TH: The fact that I can walk into any room listening to the music is lifesaving for me. I love it so much, and our mornings are so much fun now because we all have the Sonos in our rooms and we all make a decision on what we want to listen to while getting ready in the morning, and then we put it on and we’re dancing through the rooms. Also we have a projector and we screen outdoor movies for the neighborhood, so having Sonos is amazing because with the Beam you can put surround sound out there.Sonos_THowell_29 Sonos_THowell_24Sonos_THowell_34

SU: Are there any objects in your living room that have a particularly interesting backstory?

TH: Well, the leather-wrapped basket is by a friend of mine who is this amazing artist who does stunning leatherwork, she goes by the name of All Hands. She made this basket for me. And then next to it is a sculptural black and white stone vase — it’s one of a bunch of pieces I bought from a woman who bought deadstock from a Beverly Hills furniture company in the ’80s. And then of course I love the Bellini table a lot, and the black lamp is by the L.A. lighting company Antler Studios. And I have quite a bit of cheetah print, I’ll admit, like the small bench with the green legs in front of the fireplace, which was a collaboration with Prettypegs (a company that makes replacement legs for Ikea furniture). They’d wanted to do something with me for awhile, and while I didn’t want to doctor Ikea furniture, I reupholstered vintage furniture instead.

SU: What about the pieces in the dining room?

TH: I don’t know who made the chairs, though I know they’re Memphis and when I first got them they were a bright colored back and seat. I had them reupholstered in a black Belgian velvet. The table is Italian and I’m not sure who it is either. The tree planter is also vintage. I’m always on the hunt for vintage ‘80s planters, or at least that color palette.Sonos_THowell_35 Sonos_THowell_36

SU: The blue countertop and floors in your kitchen are crazy. Is that original?

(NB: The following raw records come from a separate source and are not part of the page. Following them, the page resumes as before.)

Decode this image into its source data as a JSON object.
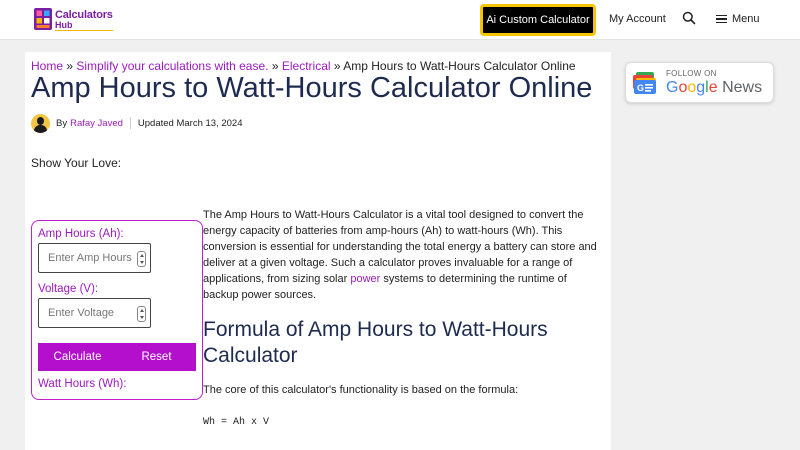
{
  "header": {
    "logo_line1": "Calculators",
    "logo_line2": "Hub",
    "cta_label": "Ai Custom Calculator",
    "account_label": "My Account",
    "menu_label": "Menu"
  },
  "breadcrumb": {
    "home": "Home",
    "sep": "»",
    "level1": "Simplify your calculations with ease.",
    "level2": "Electrical",
    "current": "Amp Hours to Watt-Hours Calculator Online"
  },
  "article": {
    "title": "Amp Hours to Watt-Hours Calculator Online",
    "by_label": "By",
    "author": "Rafay Javed",
    "updated": "Updated March 13, 2024",
    "show_love": "Show Your Love:",
    "intro_before": "The Amp Hours to Watt-Hours Calculator is a vital tool designed to convert the energy capacity of batteries from amp-hours (Ah) to watt-hours (Wh). This conversion is essential for understanding the total energy a battery can store and deliver at a given voltage. Such a calculator proves invaluable for a range of applications, from sizing solar ",
    "intro_link": "power",
    "intro_after": " systems to determining the runtime of backup power sources.",
    "formula_heading": "Formula of Amp Hours to Watt-Hours Calculator",
    "formula_intro": "The core of this calculator's functionality is based on the formula:",
    "formula_code": "Wh = Ah x V"
  },
  "calculator": {
    "amp_label": "Amp Hours (Ah):",
    "amp_placeholder": "Enter Amp Hours",
    "volt_label": "Voltage (V):",
    "volt_placeholder": "Enter Voltage",
    "calculate_label": "Calculate",
    "reset_label": "Reset",
    "result_label": "Watt Hours (Wh):"
  },
  "sidebar": {
    "follow_label": "FOLLOW ON",
    "brand_g1": "G",
    "brand_o1": "o",
    "brand_o2": "o",
    "brand_g2": "g",
    "brand_l": "l",
    "brand_e": "e",
    "brand_news": "News"
  },
  "colors": {
    "accent": "#9c1bbd",
    "button_bg": "#b40fcd",
    "title": "#1e2b4f",
    "cta_border": "#f5c500"
  },
  "icons": {
    "search": "search-icon",
    "menu": "hamburger-icon",
    "google_news": "google-news-icon"
  }
}
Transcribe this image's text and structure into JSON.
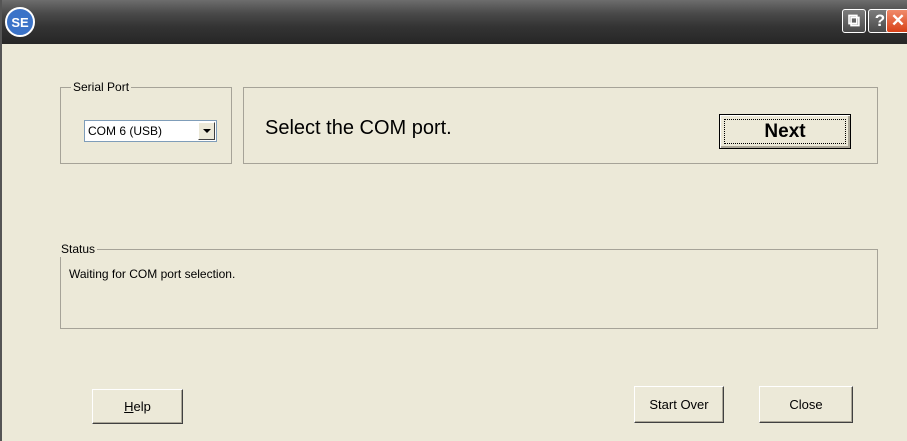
{
  "titlebar": {
    "app_icon_text": "SE",
    "restore_glyph": "⧉",
    "help_glyph": "?",
    "close_glyph": "✕"
  },
  "serial_port": {
    "group_label": "Serial Port",
    "selected_value": "COM 6 (USB)"
  },
  "prompt": {
    "text": "Select the COM port.",
    "next_label": "Next"
  },
  "status": {
    "group_label": "Status",
    "message": "Waiting for COM port selection."
  },
  "footer": {
    "help_mnemonic": "H",
    "help_rest": "elp",
    "start_over_label": "Start Over",
    "close_label": "Close"
  },
  "colors": {
    "dialog_bg": "#ece9d8",
    "titlebar": "#2e2e2e",
    "close_button": "#d84118"
  }
}
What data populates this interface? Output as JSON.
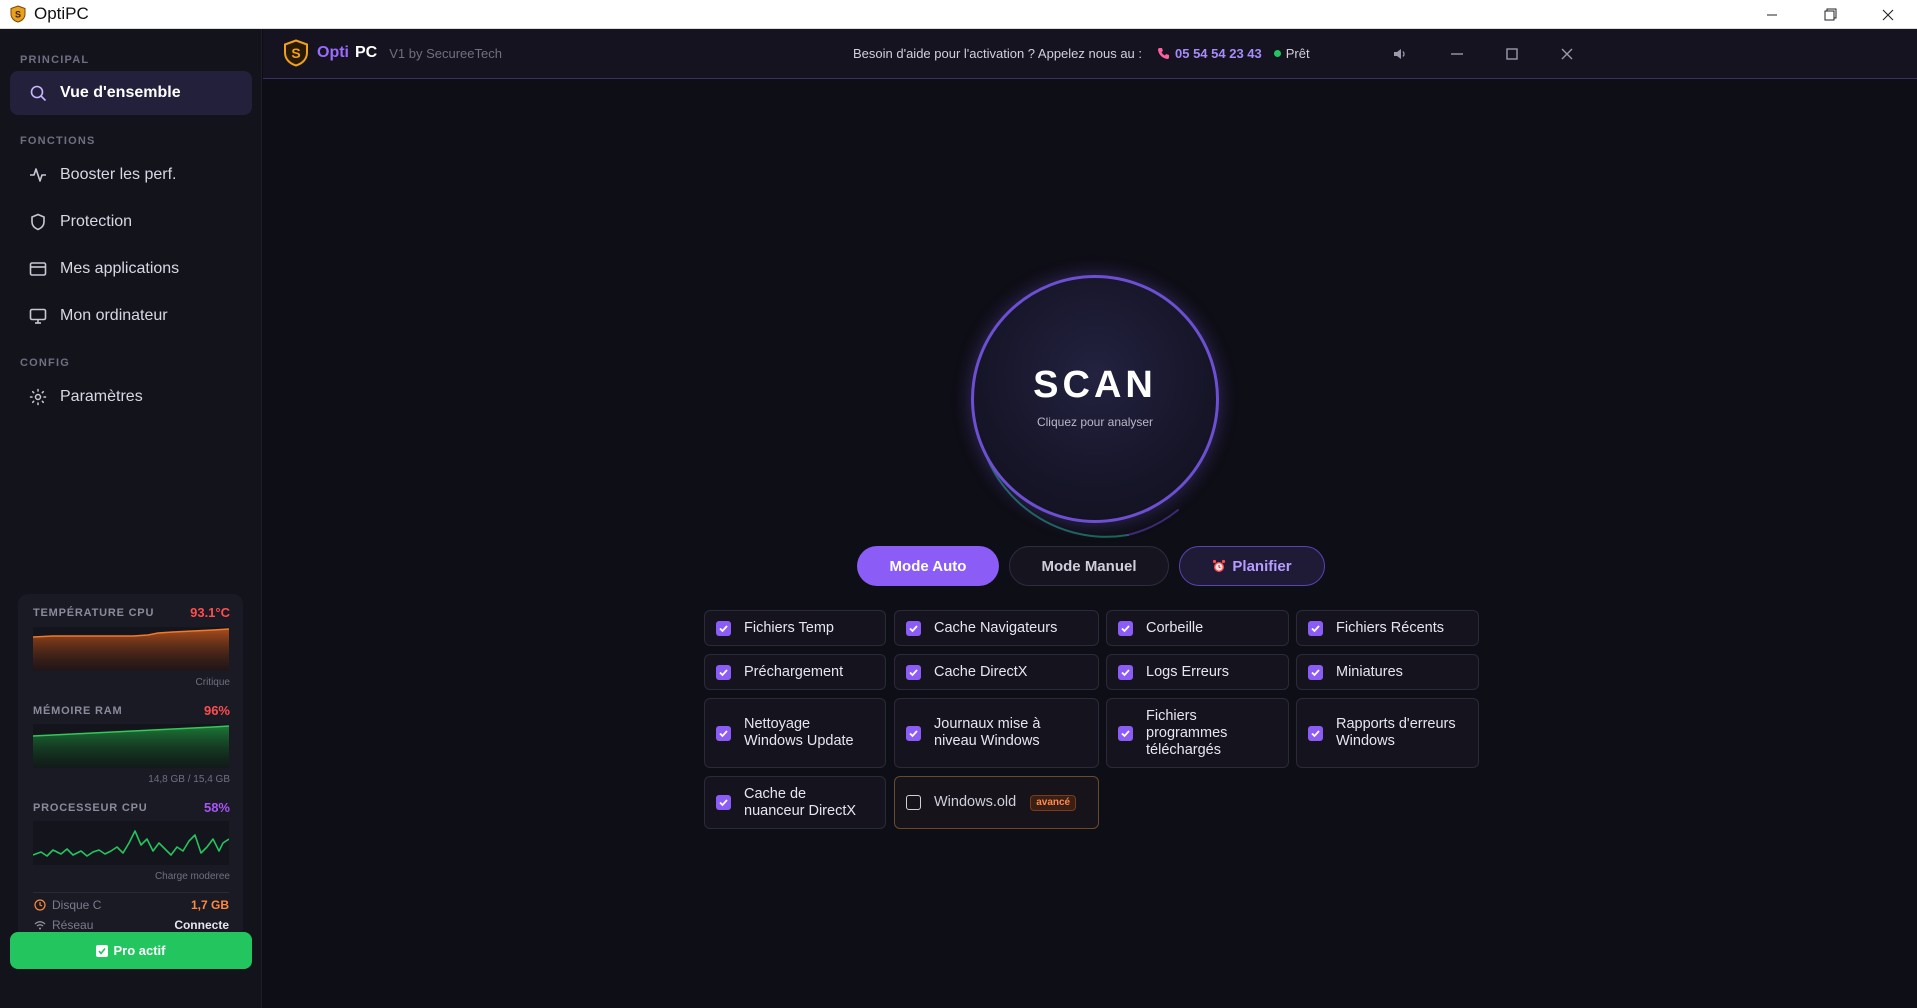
{
  "os": {
    "title": "OptiPC"
  },
  "sidebar": {
    "sections": {
      "principal": "PRINCIPAL",
      "fonctions": "FONCTIONS",
      "config": "CONFIG"
    },
    "items": [
      {
        "label": "Vue d'ensemble",
        "icon": "search-icon",
        "active": true
      },
      {
        "label": "Booster les perf.",
        "icon": "activity-icon"
      },
      {
        "label": "Protection",
        "icon": "shield-icon"
      },
      {
        "label": "Mes applications",
        "icon": "window-icon"
      },
      {
        "label": "Mon ordinateur",
        "icon": "monitor-icon"
      },
      {
        "label": "Paramètres",
        "icon": "gear-icon"
      }
    ],
    "stats": {
      "cpu_temp": {
        "label": "TEMPÉRATURE CPU",
        "value": "93.1°C",
        "sub": "Critique",
        "color": "#ff4d4f"
      },
      "ram": {
        "label": "MÉMOIRE RAM",
        "value": "96%",
        "sub": "14,8 GB / 15,4 GB",
        "color": "#ff4d4f"
      },
      "cpu": {
        "label": "PROCESSEUR CPU",
        "value": "58%",
        "sub": "Charge moderee",
        "color": "#a855f7"
      },
      "disk": {
        "label": "Disque C",
        "value": "1,7 GB",
        "color": "#ff8a3c"
      },
      "network": {
        "label": "Réseau",
        "value": "Connecte"
      }
    },
    "pro_button": "Pro actif"
  },
  "header": {
    "brand_opti": "Opti",
    "brand_pc": "PC",
    "version": "V1 by SecureeTech",
    "help_text": "Besoin d'aide pour l'activation ? Appelez nous au :",
    "phone": "05 54 54 23 43",
    "status": "Prêt"
  },
  "scan": {
    "title": "SCAN",
    "subtitle": "Cliquez pour analyser"
  },
  "modes": {
    "auto": "Mode Auto",
    "manual": "Mode Manuel",
    "plan": "Planifier"
  },
  "options": [
    {
      "label": "Fichiers Temp",
      "checked": true
    },
    {
      "label": "Cache Navigateurs",
      "checked": true
    },
    {
      "label": "Corbeille",
      "checked": true
    },
    {
      "label": "Fichiers Récents",
      "checked": true
    },
    {
      "label": "Préchargement",
      "checked": true
    },
    {
      "label": "Cache DirectX",
      "checked": true
    },
    {
      "label": "Logs Erreurs",
      "checked": true
    },
    {
      "label": "Miniatures",
      "checked": true
    },
    {
      "label": "Nettoyage Windows Update",
      "checked": true
    },
    {
      "label": "Journaux mise à niveau Windows",
      "checked": true
    },
    {
      "label": "Fichiers programmes téléchargés",
      "checked": true
    },
    {
      "label": "Rapports d'erreurs Windows",
      "checked": true
    },
    {
      "label": "Cache de nuanceur DirectX",
      "checked": true
    },
    {
      "label": "Windows.old",
      "checked": false,
      "badge": "avancé"
    }
  ]
}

TH: Everything is original. In this house nothing, nothing except for paint has been touched because the owner wants everything to be original. We don’t even have a dishwasher because he wants to keep it historical, and so yeah, the counters are this beautiful kind of powdery slate blue with like a chrome metal around it, and then the floor is almost like a marbleized blue linoleum. Even the drapes in the house are original.

SU: Now that you’re pretty much done with this house, what’s next?

TH: Well actually, we’re already looking for a new house right now. I love this house — the view of the water, the big windows, the indoor/outdoor feel — but our family has outgrown it. And to be honest, I’ve always romanticized finding an 1930s Spanish-style home in LA where I can put my spin on it but still keep its architectural bones. Work-wise, I have five residential projects on the east side of L.A., a cabin 100 miles north of Seattle, and the recording studio for Gold Diggers. Beyond all that, I’d really like to do more collaborations with brands I love, and definitely more commercial projects, like another boutique hotel, bar, or restaurant. It would also be exciting to do some international projects. Any excuse to get over to Italy and shop!

This post was sponsored by Sonos, but all thoughts and editorial content are our own. Like everything at Sight Unseen, our partner content is carefully curated to make sure it’s of the utmost relevance to our readers. Thank you for supporting the brands that support Sight Unseen.